App and web page records
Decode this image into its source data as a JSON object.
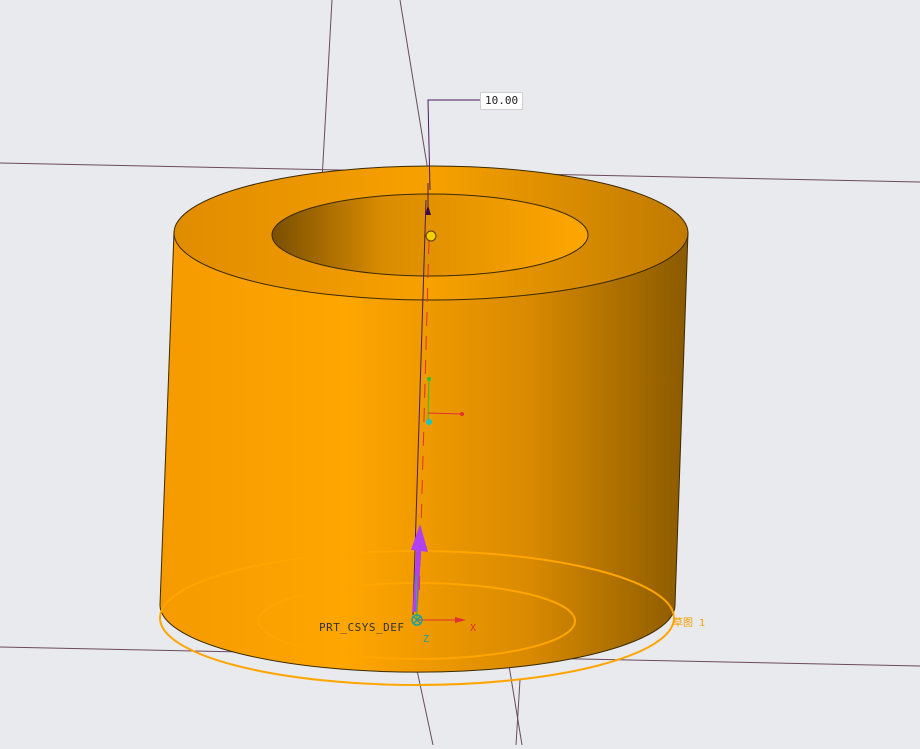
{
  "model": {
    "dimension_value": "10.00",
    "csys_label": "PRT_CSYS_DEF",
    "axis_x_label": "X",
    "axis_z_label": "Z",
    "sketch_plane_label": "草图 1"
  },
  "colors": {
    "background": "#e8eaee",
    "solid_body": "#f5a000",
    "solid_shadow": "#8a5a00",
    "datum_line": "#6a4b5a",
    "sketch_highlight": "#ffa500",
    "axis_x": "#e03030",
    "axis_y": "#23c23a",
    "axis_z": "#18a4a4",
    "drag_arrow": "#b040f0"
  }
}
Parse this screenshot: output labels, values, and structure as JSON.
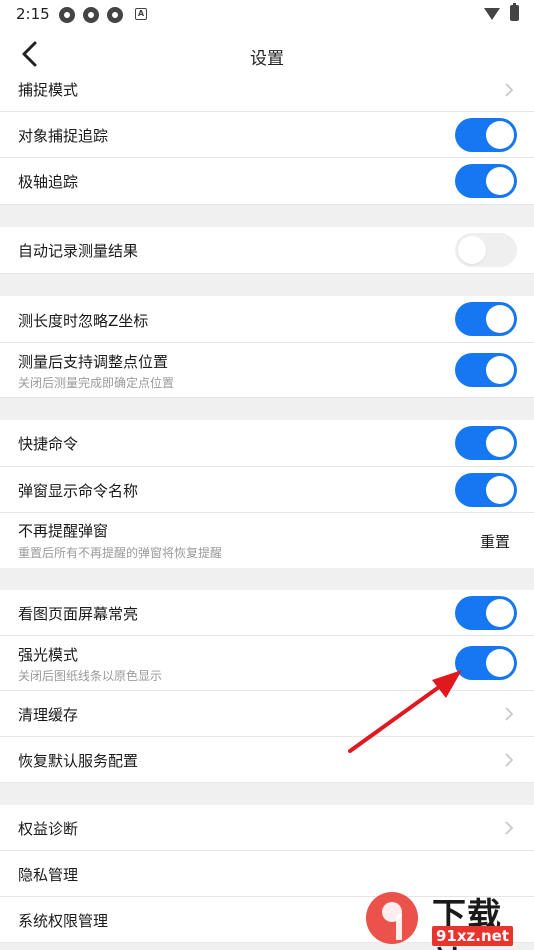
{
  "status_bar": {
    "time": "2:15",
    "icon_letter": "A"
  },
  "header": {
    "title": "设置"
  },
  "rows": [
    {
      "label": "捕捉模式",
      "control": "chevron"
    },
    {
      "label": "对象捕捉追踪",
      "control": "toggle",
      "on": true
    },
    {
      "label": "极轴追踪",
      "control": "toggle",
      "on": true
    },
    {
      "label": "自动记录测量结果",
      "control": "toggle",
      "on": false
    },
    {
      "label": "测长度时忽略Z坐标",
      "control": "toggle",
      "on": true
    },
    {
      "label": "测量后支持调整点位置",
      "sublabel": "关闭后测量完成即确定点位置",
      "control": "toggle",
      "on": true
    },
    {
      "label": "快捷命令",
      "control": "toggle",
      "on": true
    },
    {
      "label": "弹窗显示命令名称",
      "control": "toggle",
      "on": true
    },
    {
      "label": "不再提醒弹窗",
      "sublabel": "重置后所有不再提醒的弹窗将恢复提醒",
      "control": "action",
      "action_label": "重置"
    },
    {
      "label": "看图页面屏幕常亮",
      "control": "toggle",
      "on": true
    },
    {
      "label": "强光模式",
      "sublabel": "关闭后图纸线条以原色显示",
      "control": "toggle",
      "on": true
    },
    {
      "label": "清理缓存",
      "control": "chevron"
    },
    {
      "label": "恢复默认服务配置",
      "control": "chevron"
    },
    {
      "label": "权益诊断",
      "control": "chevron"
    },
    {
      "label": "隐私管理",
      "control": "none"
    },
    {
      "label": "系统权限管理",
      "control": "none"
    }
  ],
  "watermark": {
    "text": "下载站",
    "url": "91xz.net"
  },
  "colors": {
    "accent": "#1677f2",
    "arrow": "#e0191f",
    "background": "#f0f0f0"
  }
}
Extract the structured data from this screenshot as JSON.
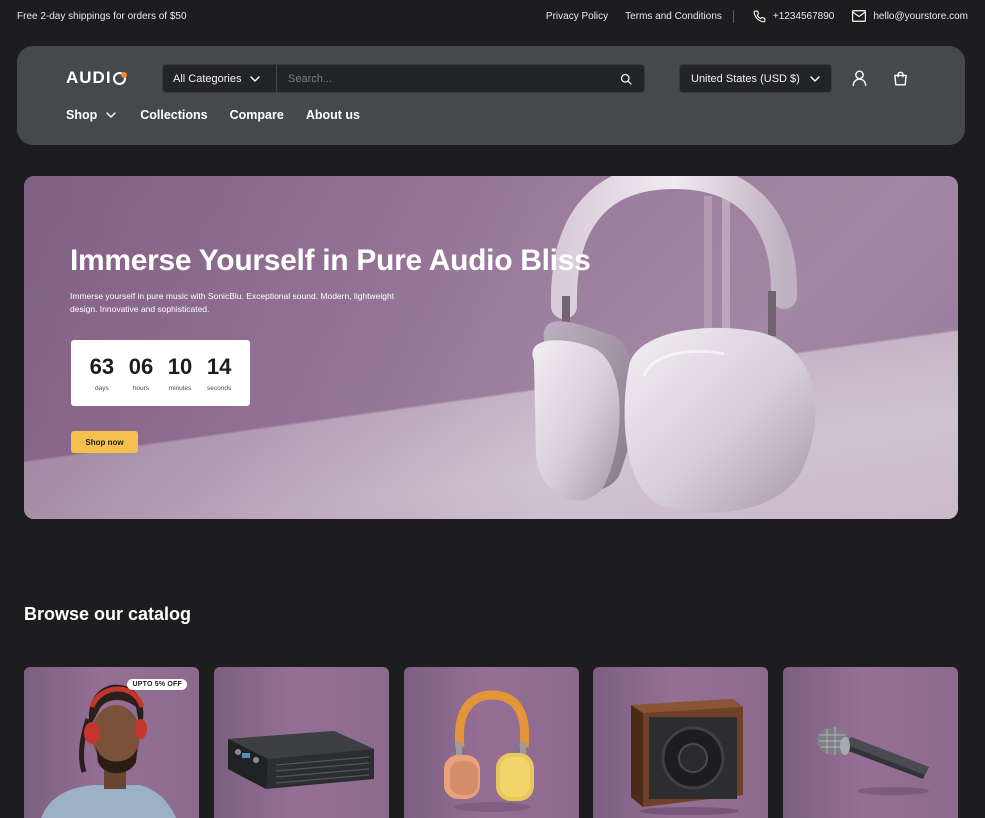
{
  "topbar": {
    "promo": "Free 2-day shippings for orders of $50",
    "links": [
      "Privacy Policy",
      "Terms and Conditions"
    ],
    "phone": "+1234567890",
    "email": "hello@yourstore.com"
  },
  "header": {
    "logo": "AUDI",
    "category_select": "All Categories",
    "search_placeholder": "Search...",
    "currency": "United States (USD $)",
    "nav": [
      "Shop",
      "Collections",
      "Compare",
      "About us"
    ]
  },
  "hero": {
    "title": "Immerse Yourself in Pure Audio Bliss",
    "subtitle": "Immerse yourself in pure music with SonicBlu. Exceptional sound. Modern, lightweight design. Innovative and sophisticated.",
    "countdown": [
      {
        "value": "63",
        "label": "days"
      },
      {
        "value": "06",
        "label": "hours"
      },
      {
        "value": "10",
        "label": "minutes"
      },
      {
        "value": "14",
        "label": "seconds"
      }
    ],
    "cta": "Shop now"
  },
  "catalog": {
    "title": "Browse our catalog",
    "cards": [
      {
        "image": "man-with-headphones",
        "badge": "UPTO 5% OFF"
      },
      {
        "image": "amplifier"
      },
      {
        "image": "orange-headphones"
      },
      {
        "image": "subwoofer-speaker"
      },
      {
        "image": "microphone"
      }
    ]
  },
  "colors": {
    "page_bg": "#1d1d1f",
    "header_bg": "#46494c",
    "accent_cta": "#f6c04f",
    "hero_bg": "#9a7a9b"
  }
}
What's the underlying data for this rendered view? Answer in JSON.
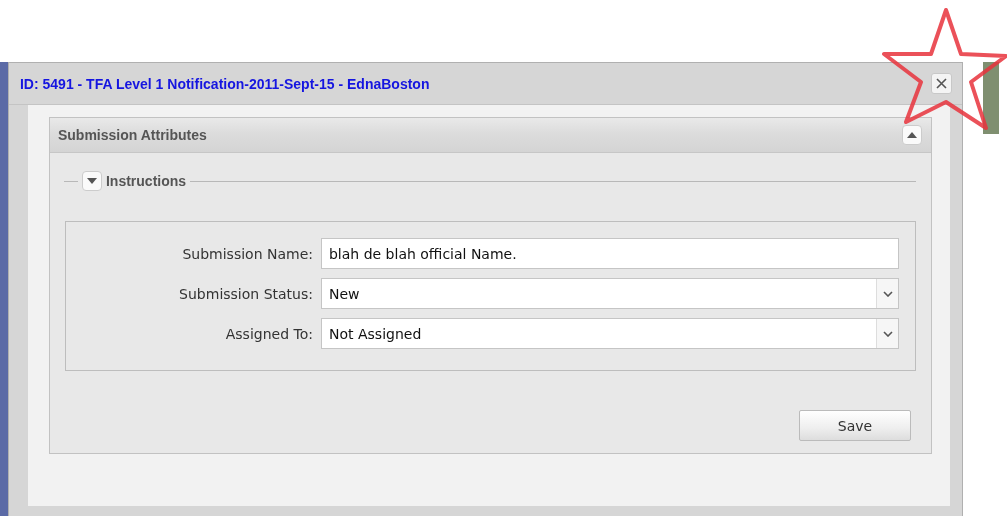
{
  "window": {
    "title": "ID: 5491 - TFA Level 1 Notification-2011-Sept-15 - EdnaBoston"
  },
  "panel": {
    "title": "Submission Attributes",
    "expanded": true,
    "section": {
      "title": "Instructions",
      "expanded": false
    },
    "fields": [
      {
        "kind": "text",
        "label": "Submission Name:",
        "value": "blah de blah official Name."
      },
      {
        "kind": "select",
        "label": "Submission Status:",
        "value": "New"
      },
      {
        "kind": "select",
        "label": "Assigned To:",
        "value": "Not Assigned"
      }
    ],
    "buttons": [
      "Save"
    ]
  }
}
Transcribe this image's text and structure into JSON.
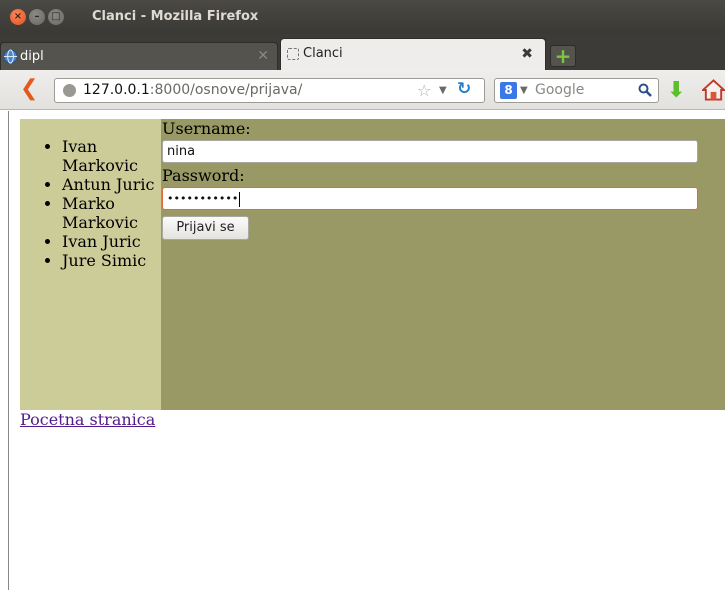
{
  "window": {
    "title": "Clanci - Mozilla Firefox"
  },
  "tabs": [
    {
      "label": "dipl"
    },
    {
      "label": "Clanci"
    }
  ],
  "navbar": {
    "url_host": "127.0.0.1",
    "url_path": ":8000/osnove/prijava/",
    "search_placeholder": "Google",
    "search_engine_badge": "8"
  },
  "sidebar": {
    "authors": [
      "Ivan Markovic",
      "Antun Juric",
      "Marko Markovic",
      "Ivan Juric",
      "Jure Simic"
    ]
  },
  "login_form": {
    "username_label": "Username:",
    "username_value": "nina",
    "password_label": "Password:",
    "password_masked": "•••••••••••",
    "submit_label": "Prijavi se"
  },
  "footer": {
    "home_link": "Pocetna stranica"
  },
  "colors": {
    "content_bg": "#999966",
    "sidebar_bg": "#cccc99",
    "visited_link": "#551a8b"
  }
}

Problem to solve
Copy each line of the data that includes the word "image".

Answer to this problem
Decode this image into its source data as a JSON object.
        "image": "man-with-headphones",
        "image": "amplifier"
        "image": "orange-headphones"
        "image": "subwoofer-speaker"
        "image": "microphone"
Transcribe this image's text and structure into JSON.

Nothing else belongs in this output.